“We’ve had virtually no business,” she said, adding that only 10 people came into the store on a recent Tuesday afternoon, most to buy lottery tickers. “But we’re still here. We’re trying,” she added.
Ms. Heine said that she never supported the project, which was years in the making and even had a delayed start. One aspect of the change to the curve on Noyac Road is to slow down traffic, but Ms. Heine said she has not seen that happen just yet.
The decline in business is especially upsetting, Ms. Heine said, because, like the rest of the East End, this is the start of what is supposed to be the store’s busy season.
“This is a concern,” she said. “You stock up for the summer—most of your bills come in July. And here we are.”

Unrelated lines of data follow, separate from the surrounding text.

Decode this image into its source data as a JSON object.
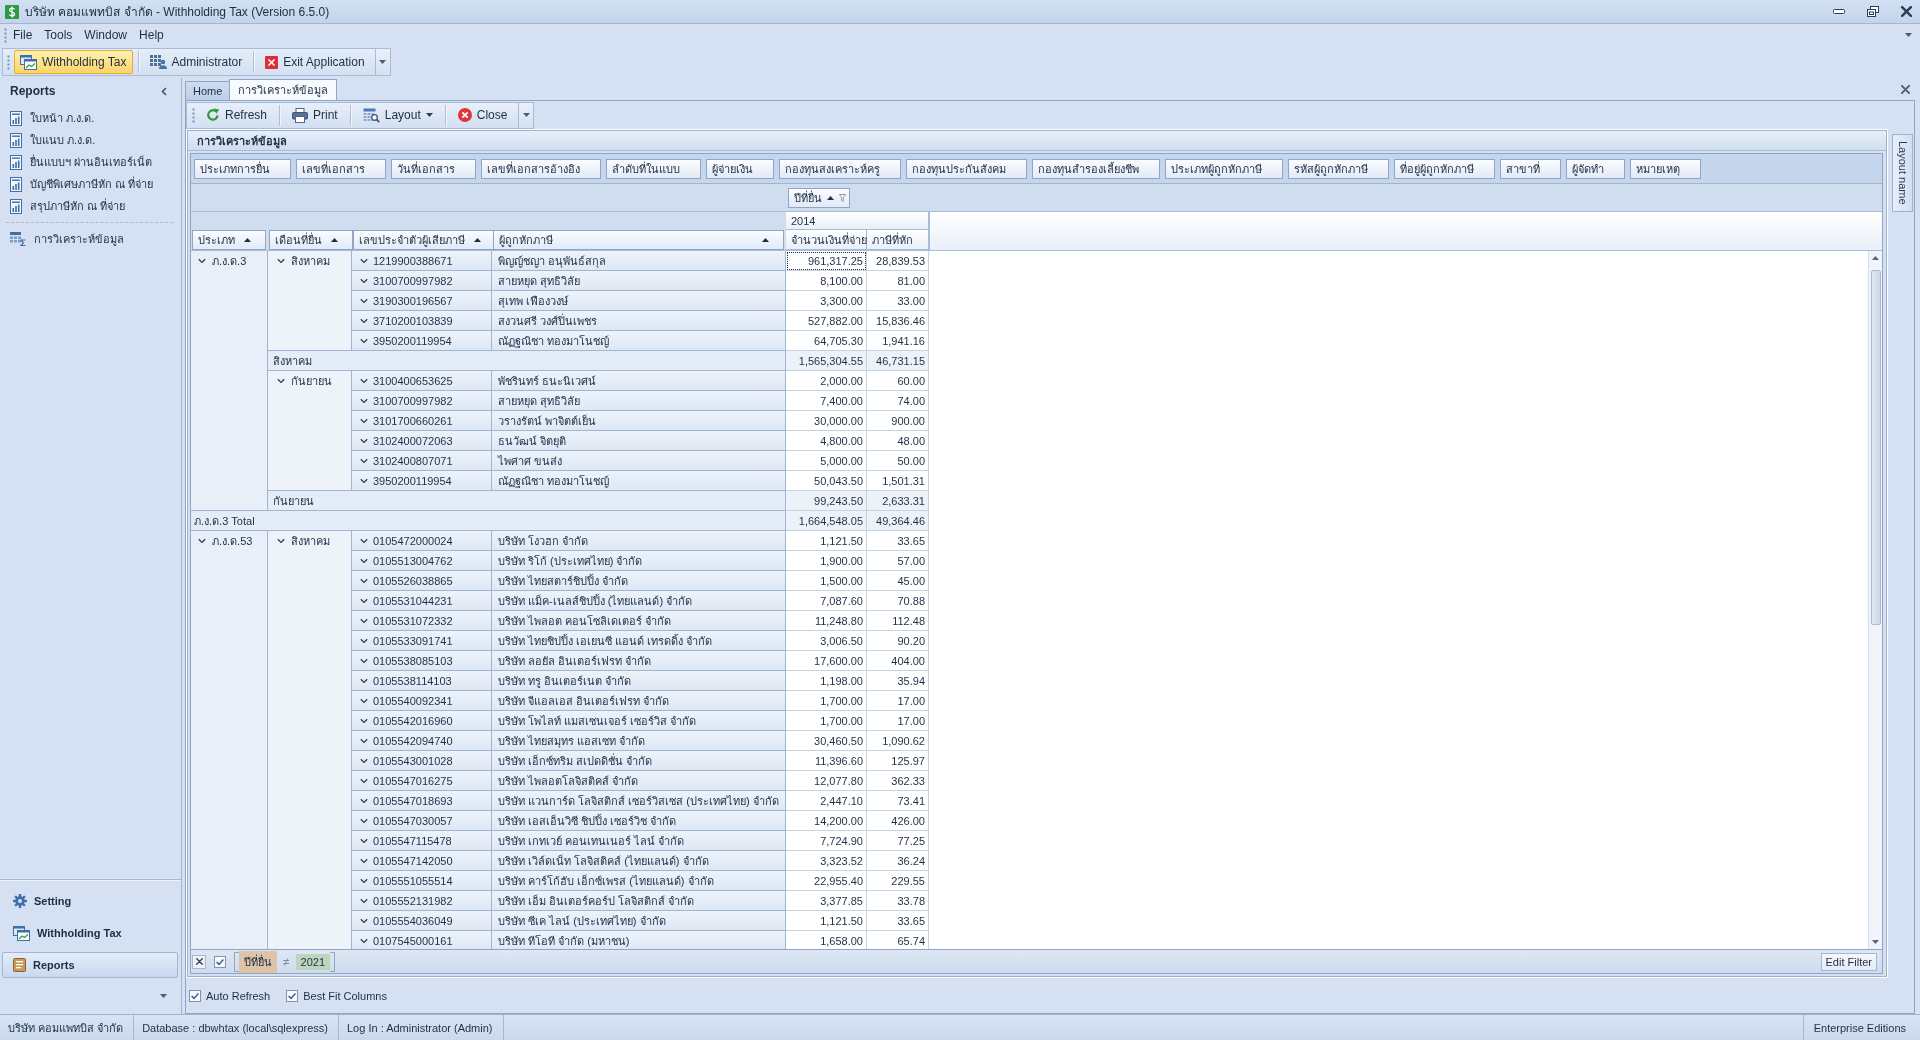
{
  "window": {
    "title": "บริษัท คอมแพทบิส จำกัด - Withholding Tax (Version 6.5.0)"
  },
  "menu": [
    "File",
    "Tools",
    "Window",
    "Help"
  ],
  "toolbar": [
    {
      "label": "Withholding Tax",
      "kind": "module",
      "selected": true
    },
    {
      "label": "Administrator",
      "kind": "admin",
      "selected": false
    },
    {
      "label": "Exit Application",
      "kind": "exit",
      "selected": false
    }
  ],
  "sidebar": {
    "title": "Reports",
    "items": [
      {
        "label": "ใบหน้า ภ.ง.ด.",
        "kind": "report",
        "selected": false
      },
      {
        "label": "ใบแนบ ภ.ง.ด.",
        "kind": "report",
        "selected": false
      },
      {
        "label": "ยื่นแบบฯ ผ่านอินเทอร์เน็ต",
        "kind": "report",
        "selected": false
      },
      {
        "label": "บัญชีพิเศษภาษีหัก ณ ที่จ่าย",
        "kind": "report",
        "selected": false
      },
      {
        "label": "สรุปภาษีหัก ณ ที่จ่าย",
        "kind": "report",
        "selected": false
      },
      {
        "label": "การวิเคราะห์ข้อมูล",
        "kind": "analysis",
        "selected": false
      }
    ],
    "sections": [
      {
        "label": "Setting",
        "kind": "setting",
        "selected": false
      },
      {
        "label": "Withholding Tax",
        "kind": "module",
        "selected": false
      },
      {
        "label": "Reports",
        "kind": "reports",
        "selected": true
      }
    ]
  },
  "tabs": [
    {
      "label": "Home",
      "selected": false
    },
    {
      "label": "การวิเคราะห์ข้อมูล",
      "selected": true
    }
  ],
  "document_toolbar": [
    {
      "label": "Refresh",
      "kind": "refresh",
      "dropdown": false
    },
    {
      "label": "Print",
      "kind": "print",
      "dropdown": false
    },
    {
      "label": "Layout",
      "kind": "layout",
      "dropdown": true
    },
    {
      "label": "Close",
      "kind": "close",
      "dropdown": false
    }
  ],
  "panel": {
    "title": "การวิเคราะห์ข้อมูล"
  },
  "pivot": {
    "filter_fields": [
      "ประเภทการยื่น",
      "เลขที่เอกสาร",
      "วันที่เอกสาร",
      "เลขที่เอกสารอ้างอิง",
      "ลำดับที่ในแบบ",
      "ผู้จ่ายเงิน",
      "กองทุนสงเคราะห์ครู",
      "กองทุนประกันสังคม",
      "กองทุนสำรองเลี้ยงชีพ",
      "ประเภทผู้ถูกหักภาษี",
      "รหัสผู้ถูกหักภาษี",
      "ที่อยู่ผู้ถูกหักภาษี",
      "สาขาที่",
      "ผู้จัดทำ",
      "หมายเหตุ"
    ],
    "column_fields": [
      {
        "label": "ปีที่ยื่น",
        "sorted": true,
        "filtered": true
      }
    ],
    "column_values": [
      "2014"
    ],
    "data_fields": [
      "จำนวนเงินที่จ่าย",
      "ภาษีที่หัก"
    ],
    "row_fields": [
      {
        "label": "ประเภท",
        "sorted": true
      },
      {
        "label": "เดือนที่ยื่น",
        "sorted": true
      },
      {
        "label": "เลขประจำตัวผู้เสียภาษี",
        "sorted": true
      },
      {
        "label": "ผู้ถูกหักภาษี",
        "sorted": true
      }
    ],
    "groups": [
      {
        "label": "ภ.ง.ด.3",
        "expanded": true,
        "children": [
          {
            "label": "สิงหาคม",
            "expanded": true,
            "children": [
              {
                "tax_id": "1219900388671",
                "name": "พิญญ์ชญา อนุพันธ์สกุล",
                "amount": "961,317.25",
                "tax": "28,839.53",
                "expanded": true,
                "focused": true
              },
              {
                "tax_id": "3100700997982",
                "name": "สายหยุด สุทธิวิลัย",
                "amount": "8,100.00",
                "tax": "81.00",
                "expanded": true,
                "focused": false
              },
              {
                "tax_id": "3190300196567",
                "name": "สุเทพ เฟืองวงษ์",
                "amount": "3,300.00",
                "tax": "33.00",
                "expanded": true,
                "focused": false
              },
              {
                "tax_id": "3710200103839",
                "name": "สงวนศรี วงศ์ปิ่นเพชร",
                "amount": "527,882.00",
                "tax": "15,836.46",
                "expanded": true,
                "focused": false
              },
              {
                "tax_id": "3950200119954",
                "name": "ณัฏฐณิชา ทองมาโนชญ์",
                "amount": "64,705.30",
                "tax": "1,941.16",
                "expanded": true,
                "focused": false
              }
            ],
            "total": {
              "label": "สิงหาคม",
              "amount": "1,565,304.55",
              "tax": "46,731.15"
            }
          },
          {
            "label": "กันยายน",
            "expanded": true,
            "children": [
              {
                "tax_id": "3100400653625",
                "name": "พัชรินทร์ ธนะนิเวศน์",
                "amount": "2,000.00",
                "tax": "60.00",
                "expanded": true,
                "focused": false
              },
              {
                "tax_id": "3100700997982",
                "name": "สายหยุด สุทธิวิลัย",
                "amount": "7,400.00",
                "tax": "74.00",
                "expanded": true,
                "focused": false
              },
              {
                "tax_id": "3101700660261",
                "name": "วรางรัตน์ พาจิตต์เย็น",
                "amount": "30,000.00",
                "tax": "900.00",
                "expanded": true,
                "focused": false
              },
              {
                "tax_id": "3102400072063",
                "name": "ธนวัฒน์ จิตยุติ",
                "amount": "4,800.00",
                "tax": "48.00",
                "expanded": true,
                "focused": false
              },
              {
                "tax_id": "3102400807071",
                "name": "ไพศาศ ขนส่ง",
                "amount": "5,000.00",
                "tax": "50.00",
                "expanded": true,
                "focused": false
              },
              {
                "tax_id": "3950200119954",
                "name": "ณัฏฐณิชา ทองมาโนชญ์",
                "amount": "50,043.50",
                "tax": "1,501.31",
                "expanded": true,
                "focused": false
              }
            ],
            "total": {
              "label": "กันยายน",
              "amount": "99,243.50",
              "tax": "2,633.31"
            }
          }
        ],
        "total": {
          "label": "ภ.ง.ด.3 Total",
          "amount": "1,664,548.05",
          "tax": "49,364.46"
        }
      },
      {
        "label": "ภ.ง.ด.53",
        "expanded": true,
        "children": [
          {
            "label": "สิงหาคม",
            "expanded": true,
            "children": [
              {
                "tax_id": "0105472000024",
                "name": "บริษัท โงวฮก จำกัด",
                "amount": "1,121.50",
                "tax": "33.65",
                "expanded": true,
                "focused": false
              },
              {
                "tax_id": "0105513004762",
                "name": "บริษัท ริโก้ (ประเทศไทย) จำกัด",
                "amount": "1,900.00",
                "tax": "57.00",
                "expanded": true,
                "focused": false
              },
              {
                "tax_id": "0105526038865",
                "name": "บริษัท ไทยสตาร์ชิปปิ้ง จำกัด",
                "amount": "1,500.00",
                "tax": "45.00",
                "expanded": true,
                "focused": false
              },
              {
                "tax_id": "0105531044231",
                "name": "บริษัท แม็ค-เนลส์ชิปปิ้ง (ไทยแลนด์) จำกัด",
                "amount": "7,087.60",
                "tax": "70.88",
                "expanded": true,
                "focused": false
              },
              {
                "tax_id": "0105531072332",
                "name": "บริษัท ไพลอต คอนโซลิเดเตอร์ จำกัด",
                "amount": "11,248.80",
                "tax": "112.48",
                "expanded": true,
                "focused": false
              },
              {
                "tax_id": "0105533091741",
                "name": "บริษัท ไทยชิปปิ้ง เอเยนซี แอนด์ เทรดดิ้ง จำกัด",
                "amount": "3,006.50",
                "tax": "90.20",
                "expanded": true,
                "focused": false
              },
              {
                "tax_id": "0105538085103",
                "name": "บริษัท ลอยัล อินเตอร์เฟรท จำกัด",
                "amount": "17,600.00",
                "tax": "404.00",
                "expanded": true,
                "focused": false
              },
              {
                "tax_id": "0105538114103",
                "name": "บริษัท ทรู อินเตอร์เนต จำกัด",
                "amount": "1,198.00",
                "tax": "35.94",
                "expanded": true,
                "focused": false
              },
              {
                "tax_id": "0105540092341",
                "name": "บริษัท จีแอลเอส อินเตอร์เฟรท จำกัด",
                "amount": "1,700.00",
                "tax": "17.00",
                "expanded": true,
                "focused": false
              },
              {
                "tax_id": "0105542016960",
                "name": "บริษัท โพไลท์ แมสเซนเจอร์ เซอร์วิส จำกัด",
                "amount": "1,700.00",
                "tax": "17.00",
                "expanded": true,
                "focused": false
              },
              {
                "tax_id": "0105542094740",
                "name": "บริษัท ไทยสมุทร แอสเซท จำกัด",
                "amount": "30,460.50",
                "tax": "1,090.62",
                "expanded": true,
                "focused": false
              },
              {
                "tax_id": "0105543001028",
                "name": "บริษัท เอ็กซ์ทริม สเปดดิชั่น จำกัด",
                "amount": "11,396.60",
                "tax": "125.97",
                "expanded": true,
                "focused": false
              },
              {
                "tax_id": "0105547016275",
                "name": "บริษัท ไพลอตโลจิสติคส์ จำกัด",
                "amount": "12,077.80",
                "tax": "362.33",
                "expanded": true,
                "focused": false
              },
              {
                "tax_id": "0105547018693",
                "name": "บริษัท แวนการ์ด โลจิสติกส์ เซอร์วิสเซส (ประเทศไทย) จำกัด",
                "amount": "2,447.10",
                "tax": "73.41",
                "expanded": true,
                "focused": false
              },
              {
                "tax_id": "0105547030057",
                "name": "บริษัท เอสเอ็นวิซี ชิปปิ้ง เซอร์วิช จำกัด",
                "amount": "14,200.00",
                "tax": "426.00",
                "expanded": true,
                "focused": false
              },
              {
                "tax_id": "0105547115478",
                "name": "บริษัท เกทเวย์ คอนเทนเนอร์ ไลน์ จำกัด",
                "amount": "7,724.90",
                "tax": "77.25",
                "expanded": true,
                "focused": false
              },
              {
                "tax_id": "0105547142050",
                "name": "บริษัท เวิล์ดเน็ท โลจิสติคส์ (ไทยแลนด์) จำกัด",
                "amount": "3,323.52",
                "tax": "36.24",
                "expanded": true,
                "focused": false
              },
              {
                "tax_id": "0105551055514",
                "name": "บริษัท คาร์โก้ฮับ เอ็กซ์เพรส (ไทยแลนด์) จำกัด",
                "amount": "22,955.40",
                "tax": "229.55",
                "expanded": true,
                "focused": false
              },
              {
                "tax_id": "0105552131982",
                "name": "บริษัท เอ็ม อินเตอร์คอร์ป โลจิสติกส์ จำกัด",
                "amount": "3,377.85",
                "tax": "33.78",
                "expanded": true,
                "focused": false
              },
              {
                "tax_id": "0105554036049",
                "name": "บริษัท ซีเค ไลน์ (ประเทศไทย) จำกัด",
                "amount": "1,121.50",
                "tax": "33.65",
                "expanded": true,
                "focused": false
              },
              {
                "tax_id": "0107545000161",
                "name": "บริษัท ทีโอที จำกัด (มหาชน)",
                "amount": "1,658.00",
                "tax": "65.74",
                "expanded": true,
                "focused": false
              }
            ]
          }
        ]
      }
    ]
  },
  "filter_bar": {
    "enabled": true,
    "field": "ปีที่ยื่น",
    "operator": "≠",
    "value": "2021",
    "button": "Edit Filter"
  },
  "layout_tab": "Layout name",
  "options": [
    {
      "label": "Auto Refresh",
      "checked": true
    },
    {
      "label": "Best Fit Columns",
      "checked": true
    }
  ],
  "status_bar": [
    "บริษัท คอมแพทบิส จำกัด",
    "Database : dbwhtax (local\\sqlexpress)",
    "Log In : Administrator (Admin)",
    "Enterprise Editions"
  ]
}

At Cromer’s, the summer business is still strong, but it is down about 10 to 15 percent, according to owner Tony Lawless. Mr. Lawless supports the project, because he said he believes it will make the road safer, but he added that he would like to see traffic directed better. He said it seems as though people do not know they can still park in the small lot on the side of the store because of all the cones set up due to construction.
“I can’t blame them for the loss of business,” Mr. Lawless said. “I understand this project has to get done. [But] right now, it’s a maze of cones out there. We’re going into the busiest part of the season.”
Southampton Town Highway Superintendent Alex Gregor said that inclement weather has made this construction project rather difficult to manage, but he added it should be finished by July 11. Work will stop on Wednesday, July 2, for the Fourth of July holiday, then resume July 7.
Mr. Gregor said the amount of work that gets done this week will determine if the project finishes on time so that the businesses can go back to their usual operations.
“We’re trying to do a little every day,” he said.